%%

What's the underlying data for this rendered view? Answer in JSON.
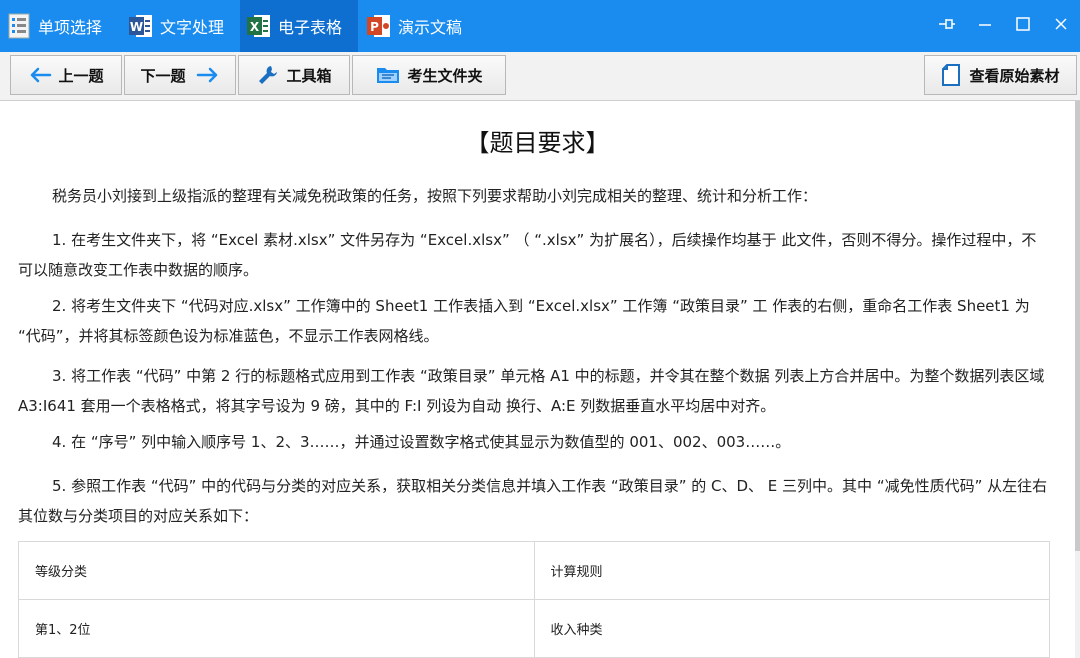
{
  "titlebar": {
    "tabs": [
      {
        "label": "单项选择",
        "icon": "list-icon"
      },
      {
        "label": "文字处理",
        "icon": "word-icon"
      },
      {
        "label": "电子表格",
        "icon": "excel-icon"
      },
      {
        "label": "演示文稿",
        "icon": "powerpoint-icon"
      }
    ],
    "active_tab": "电子表格",
    "icon_letters": {
      "word": "W",
      "excel": "X",
      "ppt": "P"
    },
    "colors": {
      "bar": "#1a8cf0",
      "active": "#0f6fd1",
      "word": "#2b579a",
      "excel": "#217346",
      "ppt": "#d24726"
    }
  },
  "toolbar": {
    "prev_label": "上一题",
    "next_label": "下一题",
    "tools_label": "工具箱",
    "folder_label": "考生文件夹",
    "view_source_label": "查看原始素材"
  },
  "content": {
    "heading": "【题目要求】",
    "intro": "税务员小刘接到上级指派的整理有关减免税政策的任务，按照下列要求帮助小刘完成相关的整理、统计和分析工作：",
    "items": [
      "1. 在考生文件夹下，将 “Excel 素材.xlsx” 文件另存为 “Excel.xlsx” （ “.xlsx” 为扩展名），后续操作均基于 此文件，否则不得分。操作过程中，不可以随意改变工作表中数据的顺序。",
      "2. 将考生文件夹下 “代码对应.xlsx” 工作簿中的 Sheet1 工作表插入到 “Excel.xlsx” 工作簿 “政策目录” 工 作表的右侧，重命名工作表 Sheet1 为 “代码”，并将其标签颜色设为标准蓝色，不显示工作表网格线。",
      "3. 将工作表 “代码” 中第 2 行的标题格式应用到工作表 “政策目录” 单元格 A1 中的标题，并令其在整个数据 列表上方合并居中。为整个数据列表区域 A3:I641 套用一个表格格式，将其字号设为 9 磅，其中的 F:I 列设为自动 换行、A:E 列数据垂直水平均居中对齐。",
      "4. 在 “序号” 列中输入顺序号 1、2、3……，并通过设置数字格式使其显示为数值型的 001、002、003……。",
      "5. 参照工作表 “代码” 中的代码与分类的对应关系，获取相关分类信息并填入工作表 “政策目录” 的 C、D、 E 三列中。其中 “减免性质代码” 从左往右其位数与分类项目的对应关系如下："
    ],
    "table": {
      "headers": [
        "等级分类",
        "计算规则"
      ],
      "rows": [
        [
          "第1、2位",
          "收入种类"
        ]
      ]
    }
  }
}
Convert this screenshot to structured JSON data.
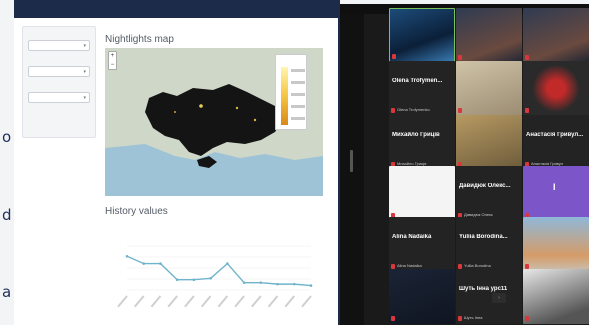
{
  "window": {
    "title_text": "",
    "edge_glyphs": [
      "o",
      "d",
      "a"
    ]
  },
  "sidebar": {
    "controls": [
      {
        "label": "",
        "value": ""
      },
      {
        "label": "",
        "value": ""
      },
      {
        "label": "",
        "value": ""
      }
    ]
  },
  "map": {
    "title": "Nightlights map",
    "zoom_in": "+",
    "zoom_out": "−",
    "legend_title": "",
    "attribution": ""
  },
  "history": {
    "title": "History values",
    "chart_data": {
      "type": "line",
      "title": "",
      "xlabel": "",
      "ylabel": "",
      "x": [
        "",
        "",
        "",
        "",
        "",
        "",
        "",
        "",
        "",
        "",
        "",
        ""
      ],
      "series": [
        {
          "values": [
            23,
            18,
            18,
            7,
            7,
            8,
            18,
            5,
            5,
            4,
            4,
            3
          ]
        }
      ],
      "ylim": [
        0,
        30
      ],
      "grid": true,
      "color": "#6fb4ca"
    }
  },
  "meeting": {
    "tiles": [
      {
        "name": "",
        "sub": "",
        "active": true,
        "kind": "space"
      },
      {
        "name": "",
        "sub": "",
        "active": false,
        "kind": "cam"
      },
      {
        "name": "",
        "sub": "",
        "active": false,
        "kind": "cam"
      },
      {
        "name": "Olena Trofymen...",
        "sub": "Olena Trofymenko",
        "active": false,
        "kind": "text"
      },
      {
        "name": "",
        "sub": "",
        "active": false,
        "kind": "room"
      },
      {
        "name": "",
        "sub": "",
        "active": false,
        "kind": "red"
      },
      {
        "name": "Михайло Гриців",
        "sub": "Михайло Гриців",
        "active": false,
        "kind": "text"
      },
      {
        "name": "",
        "sub": "",
        "active": false,
        "kind": "person"
      },
      {
        "name": "Анастасія Гривул...",
        "sub": "Анастасія Гривул",
        "active": false,
        "kind": "text"
      },
      {
        "name": "",
        "sub": "",
        "active": false,
        "kind": "white"
      },
      {
        "name": "Давидюк Олекс...",
        "sub": "Давидюк Олекс",
        "active": false,
        "kind": "text"
      },
      {
        "name": "I",
        "sub": "",
        "active": false,
        "kind": "purple"
      },
      {
        "name": "Alina Nadaika",
        "sub": "Alina Nadaika",
        "active": false,
        "kind": "text"
      },
      {
        "name": "Yuliia Borodina...",
        "sub": "Yuliia Borodina",
        "active": false,
        "kind": "text"
      },
      {
        "name": "",
        "sub": "",
        "active": false,
        "kind": "outdoor"
      },
      {
        "name": "",
        "sub": "",
        "active": false,
        "kind": "dark"
      },
      {
        "name": "Шуть Інна урс11",
        "sub": "Шуть Інна",
        "active": false,
        "kind": "text"
      },
      {
        "name": "",
        "sub": "",
        "active": false,
        "kind": "bw"
      }
    ],
    "pager": "›"
  }
}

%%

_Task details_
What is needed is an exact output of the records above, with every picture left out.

_Task solution_
What's the underlying data for this rendered view? Answer in JSON.
{
  "titlebar": {
    "tabs": [
      {
        "label": "单项选择",
        "icon": "list-icon"
      },
      {
        "label": "文字处理",
        "icon": "word-icon"
      },
      {
        "label": "电子表格",
        "icon": "excel-icon"
      },
      {
        "label": "演示文稿",
        "icon": "powerpoint-icon"
      }
    ],
    "active_tab": "电子表格",
    "icon_letters": {
      "word": "W",
      "excel": "X",
      "ppt": "P"
    },
    "colors": {
      "bar": "#1a8cf0",
      "active": "#0f6fd1",
      "word": "#2b579a",
      "excel": "#217346",
      "ppt": "#d24726"
    }
  },
  "toolbar": {
    "prev_label": "上一题",
    "next_label": "下一题",
    "tools_label": "工具箱",
    "folder_label": "考生文件夹",
    "view_source_label": "查看原始素材"
  },
  "content": {
    "heading": "【题目要求】",
    "intro": "税务员小刘接到上级指派的整理有关减免税政策的任务，按照下列要求帮助小刘完成相关的整理、统计和分析工作：",
    "items": [
      "1. 在考生文件夹下，将 “Excel 素材.xlsx” 文件另存为 “Excel.xlsx” （ “.xlsx” 为扩展名），后续操作均基于 此文件，否则不得分。操作过程中，不可以随意改变工作表中数据的顺序。",
      "2. 将考生文件夹下 “代码对应.xlsx” 工作簿中的 Sheet1 工作表插入到 “Excel.xlsx” 工作簿 “政策目录” 工 作表的右侧，重命名工作表 Sheet1 为 “代码”，并将其标签颜色设为标准蓝色，不显示工作表网格线。",
      "3. 将工作表 “代码” 中第 2 行的标题格式应用到工作表 “政策目录” 单元格 A1 中的标题，并令其在整个数据 列表上方合并居中。为整个数据列表区域 A3:I641 套用一个表格格式，将其字号设为 9 磅，其中的 F:I 列设为自动 换行、A:E 列数据垂直水平均居中对齐。",
      "4. 在 “序号” 列中输入顺序号 1、2、3……，并通过设置数字格式使其显示为数值型的 001、002、003……。",
      "5. 参照工作表 “代码” 中的代码与分类的对应关系，获取相关分类信息并填入工作表 “政策目录” 的 C、D、 E 三列中。其中 “减免性质代码” 从左往右其位数与分类项目的对应关系如下："
    ],
    "table": {
      "headers": [
        "等级分类",
        "计算规则"
      ],
      "rows": [
        [
          "第1、2位",
          "收入种类"
        ]
      ]
    }
  }
}
Convert this screenshot to structured JSON data.
{
  "window": {
    "title_text": "",
    "edge_glyphs": [
      "o",
      "d",
      "a"
    ]
  },
  "sidebar": {
    "controls": [
      {
        "label": "",
        "value": ""
      },
      {
        "label": "",
        "value": ""
      },
      {
        "label": "",
        "value": ""
      }
    ]
  },
  "map": {
    "title": "Nightlights map",
    "zoom_in": "+",
    "zoom_out": "−",
    "legend_title": "",
    "attribution": ""
  },
  "history": {
    "title": "History values",
    "chart_data": {
      "type": "line",
      "title": "",
      "xlabel": "",
      "ylabel": "",
      "x": [
        "",
        "",
        "",
        "",
        "",
        "",
        "",
        "",
        "",
        "",
        "",
        ""
      ],
      "series": [
        {
          "values": [
            23,
            18,
            18,
            7,
            7,
            8,
            18,
            5,
            5,
            4,
            4,
            3
          ]
        }
      ],
      "ylim": [
        0,
        30
      ],
      "grid": true,
      "color": "#6fb4ca"
    }
  },
  "meeting": {
    "tiles": [
      {
        "name": "",
        "sub": "",
        "active": true,
        "kind": "space"
      },
      {
        "name": "",
        "sub": "",
        "active": false,
        "kind": "cam"
      },
      {
        "name": "",
        "sub": "",
        "active": false,
        "kind": "cam"
      },
      {
        "name": "Olena Trofymen...",
        "sub": "Olena Trofymenko",
        "active": false,
        "kind": "text"
      },
      {
        "name": "",
        "sub": "",
        "active": false,
        "kind": "room"
      },
      {
        "name": "",
        "sub": "",
        "active": false,
        "kind": "red"
      },
      {
        "name": "Михайло Гриців",
        "sub": "Михайло Гриців",
        "active": false,
        "kind": "text"
      },
      {
        "name": "",
        "sub": "",
        "active": false,
        "kind": "person"
      },
      {
        "name": "Анастасія Гривул...",
        "sub": "Анастасія Гривул",
        "active": false,
        "kind": "text"
      },
      {
        "name": "",
        "sub": "",
        "active": false,
        "kind": "white"
      },
      {
        "name": "Давидюк Олекс...",
        "sub": "Давидюк Олекс",
        "active": false,
        "kind": "text"
      },
      {
        "name": "I",
        "sub": "",
        "active": false,
        "kind": "purple"
      },
      {
        "name": "Alina Nadaika",
        "sub": "Alina Nadaika",
        "active": false,
        "kind": "text"
      },
      {
        "name": "Yuliia Borodina...",
        "sub": "Yuliia Borodina",
        "active": false,
        "kind": "text"
      },
      {
        "name": "",
        "sub": "",
        "active": false,
        "kind": "outdoor"
      },
      {
        "name": "",
        "sub": "",
        "active": false,
        "kind": "dark"
      },
      {
        "name": "Шуть Інна урс11",
        "sub": "Шуть Інна",
        "active": false,
        "kind": "text"
      },
      {
        "name": "",
        "sub": "",
        "active": false,
        "kind": "bw"
      }
    ],
    "pager": "›"
  }
}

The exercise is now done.